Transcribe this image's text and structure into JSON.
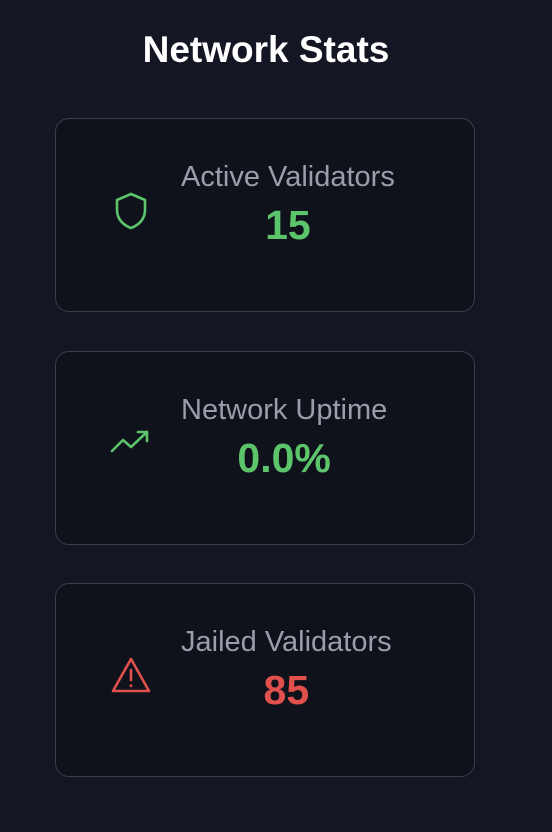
{
  "page": {
    "title": "Network Stats"
  },
  "colors": {
    "background": "#141623",
    "card_background": "#0f111b",
    "card_border": "#3a3e4c",
    "label": "#9a9eaa",
    "positive": "#5cc46a",
    "danger": "#e0504c"
  },
  "stats": [
    {
      "label": "Active Validators",
      "value": "15",
      "icon": "shield-icon",
      "color": "#5cc46a"
    },
    {
      "label": "Network Uptime",
      "value": "0.0%",
      "icon": "trending-up-icon",
      "color": "#5cc46a"
    },
    {
      "label": "Jailed Validators",
      "value": "85",
      "icon": "alert-triangle-icon",
      "color": "#e0504c"
    }
  ]
}
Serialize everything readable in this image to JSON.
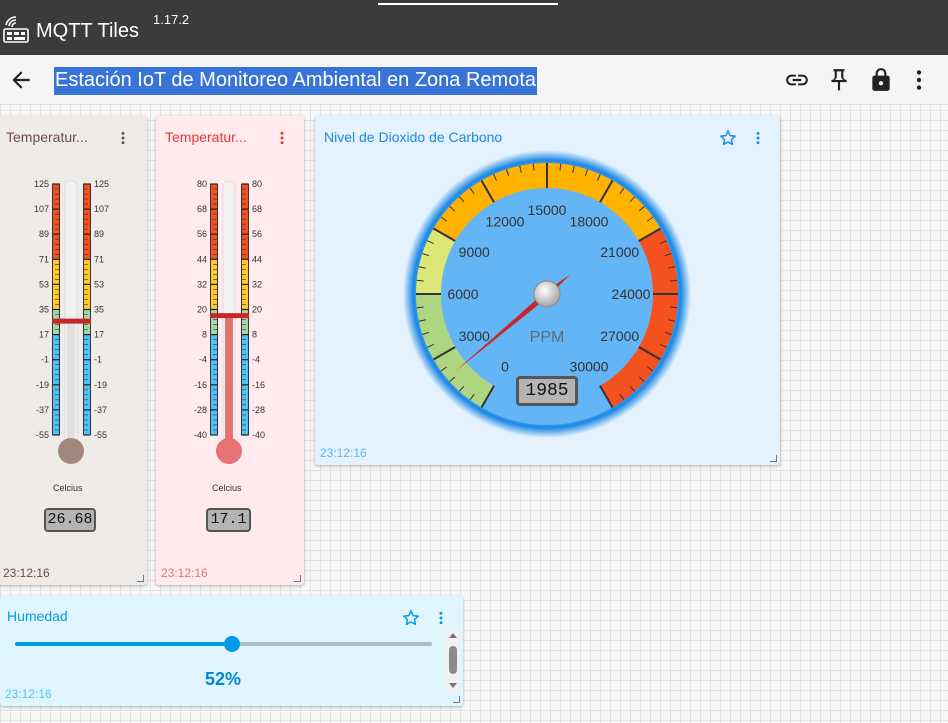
{
  "app": {
    "title": "MQTT Tiles",
    "version": "1.17.2",
    "icons": {
      "logo": "mqtt-tiles-logo-icon"
    }
  },
  "toolbar": {
    "page_title": "Estación IoT de Monitoreo Ambiental en Zona Remota",
    "icons": [
      "back-arrow-icon",
      "link-icon",
      "pin-icon",
      "lock-icon",
      "more-vert-icon"
    ]
  },
  "tiles": {
    "temp1": {
      "title": "Temperatur...",
      "unit": "Celcius",
      "value": "26.68",
      "value_num": 26.68,
      "timestamp": "23:12:16",
      "scale_min": -55,
      "scale_max": 125,
      "ticks": [
        "125",
        "107",
        "89",
        "71",
        "53",
        "35",
        "17",
        "-1",
        "-19",
        "-37",
        "-55"
      ],
      "fill": "#e0e0e0",
      "bulb": "#a1887f",
      "bands": [
        {
          "from": -55,
          "to": 17,
          "color": "#4fc3f7"
        },
        {
          "from": 17,
          "to": 35,
          "color": "#a5d6a7"
        },
        {
          "from": 35,
          "to": 71,
          "color": "#ffca28"
        },
        {
          "from": 71,
          "to": 125,
          "color": "#f4511e"
        }
      ]
    },
    "temp2": {
      "title": "Temperatur...",
      "unit": "Celcius",
      "value": "17.1",
      "value_num": 17.1,
      "timestamp": "23:12:16",
      "scale_min": -40,
      "scale_max": 80,
      "ticks": [
        "80",
        "68",
        "56",
        "44",
        "32",
        "20",
        "8",
        "-4",
        "-16",
        "-28",
        "-40"
      ],
      "fill": "#e57373",
      "bulb": "#e57373",
      "bands": [
        {
          "from": -40,
          "to": 8,
          "color": "#4fc3f7"
        },
        {
          "from": 8,
          "to": 20,
          "color": "#a5d6a7"
        },
        {
          "from": 20,
          "to": 44,
          "color": "#ffca28"
        },
        {
          "from": 44,
          "to": 80,
          "color": "#f4511e"
        }
      ]
    },
    "co2": {
      "title": "Nivel de Dioxido de Carbono",
      "unit": "PPM",
      "value": "1985",
      "value_num": 1985,
      "timestamp": "23:12:16",
      "min": 0,
      "max": 30000,
      "labels": [
        "0",
        "3000",
        "6000",
        "9000",
        "12000",
        "15000",
        "18000",
        "21000",
        "24000",
        "27000",
        "30000"
      ],
      "bands": [
        {
          "from": 0,
          "to": 6000,
          "color": "#aed581"
        },
        {
          "from": 6000,
          "to": 9000,
          "color": "#dce775"
        },
        {
          "from": 9000,
          "to": 21000,
          "color": "#ffb300"
        },
        {
          "from": 21000,
          "to": 30000,
          "color": "#f4511e"
        }
      ]
    },
    "humidity": {
      "title": "Humedad",
      "value": "52%",
      "value_frac": 0.52,
      "timestamp": "23:12:16"
    }
  },
  "colors": {
    "appbar": "#3b3b3b",
    "title_highlight": "#3874d8",
    "accent": "#039be5"
  }
}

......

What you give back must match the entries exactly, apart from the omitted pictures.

Exercise result
Transcribe this image's text and structure into JSON.
{
  "page": {
    "title": "Network Stats"
  },
  "colors": {
    "background": "#141623",
    "card_background": "#0f111b",
    "card_border": "#3a3e4c",
    "label": "#9a9eaa",
    "positive": "#5cc46a",
    "danger": "#e0504c"
  },
  "stats": [
    {
      "label": "Active Validators",
      "value": "15",
      "icon": "shield-icon",
      "color": "#5cc46a"
    },
    {
      "label": "Network Uptime",
      "value": "0.0%",
      "icon": "trending-up-icon",
      "color": "#5cc46a"
    },
    {
      "label": "Jailed Validators",
      "value": "85",
      "icon": "alert-triangle-icon",
      "color": "#e0504c"
    }
  ]
}
Serialize everything readable in this image to JSON.
{
  "app": {
    "title": "MQTT Tiles",
    "version": "1.17.2",
    "icons": {
      "logo": "mqtt-tiles-logo-icon"
    }
  },
  "toolbar": {
    "page_title": "Estación IoT de Monitoreo Ambiental en Zona Remota",
    "icons": [
      "back-arrow-icon",
      "link-icon",
      "pin-icon",
      "lock-icon",
      "more-vert-icon"
    ]
  },
  "tiles": {
    "temp1": {
      "title": "Temperatur...",
      "unit": "Celcius",
      "value": "26.68",
      "value_num": 26.68,
      "timestamp": "23:12:16",
      "scale_min": -55,
      "scale_max": 125,
      "ticks": [
        "125",
        "107",
        "89",
        "71",
        "53",
        "35",
        "17",
        "-1",
        "-19",
        "-37",
        "-55"
      ],
      "fill": "#e0e0e0",
      "bulb": "#a1887f",
      "bands": [
        {
          "from": -55,
          "to": 17,
          "color": "#4fc3f7"
        },
        {
          "from": 17,
          "to": 35,
          "color": "#a5d6a7"
        },
        {
          "from": 35,
          "to": 71,
          "color": "#ffca28"
        },
        {
          "from": 71,
          "to": 125,
          "color": "#f4511e"
        }
      ]
    },
    "temp2": {
      "title": "Temperatur...",
      "unit": "Celcius",
      "value": "17.1",
      "value_num": 17.1,
      "timestamp": "23:12:16",
      "scale_min": -40,
      "scale_max": 80,
      "ticks": [
        "80",
        "68",
        "56",
        "44",
        "32",
        "20",
        "8",
        "-4",
        "-16",
        "-28",
        "-40"
      ],
      "fill": "#e57373",
      "bulb": "#e57373",
      "bands": [
        {
          "from": -40,
          "to": 8,
          "color": "#4fc3f7"
        },
        {
          "from": 8,
          "to": 20,
          "color": "#a5d6a7"
        },
        {
          "from": 20,
          "to": 44,
          "color": "#ffca28"
        },
        {
          "from": 44,
          "to": 80,
          "color": "#f4511e"
        }
      ]
    },
    "co2": {
      "title": "Nivel de Dioxido de Carbono",
      "unit": "PPM",
      "value": "1985",
      "value_num": 1985,
      "timestamp": "23:12:16",
      "min": 0,
      "max": 30000,
      "labels": [
        "0",
        "3000",
        "6000",
        "9000",
        "12000",
        "15000",
        "18000",
        "21000",
        "24000",
        "27000",
        "30000"
      ],
      "bands": [
        {
          "from": 0,
          "to": 6000,
          "color": "#aed581"
        },
        {
          "from": 6000,
          "to": 9000,
          "color": "#dce775"
        },
        {
          "from": 9000,
          "to": 21000,
          "color": "#ffb300"
        },
        {
          "from": 21000,
          "to": 30000,
          "color": "#f4511e"
        }
      ]
    },
    "humidity": {
      "title": "Humedad",
      "value": "52%",
      "value_frac": 0.52,
      "timestamp": "23:12:16"
    }
  },
  "colors": {
    "appbar": "#3b3b3b",
    "title_highlight": "#3874d8",
    "accent": "#039be5"
  }
}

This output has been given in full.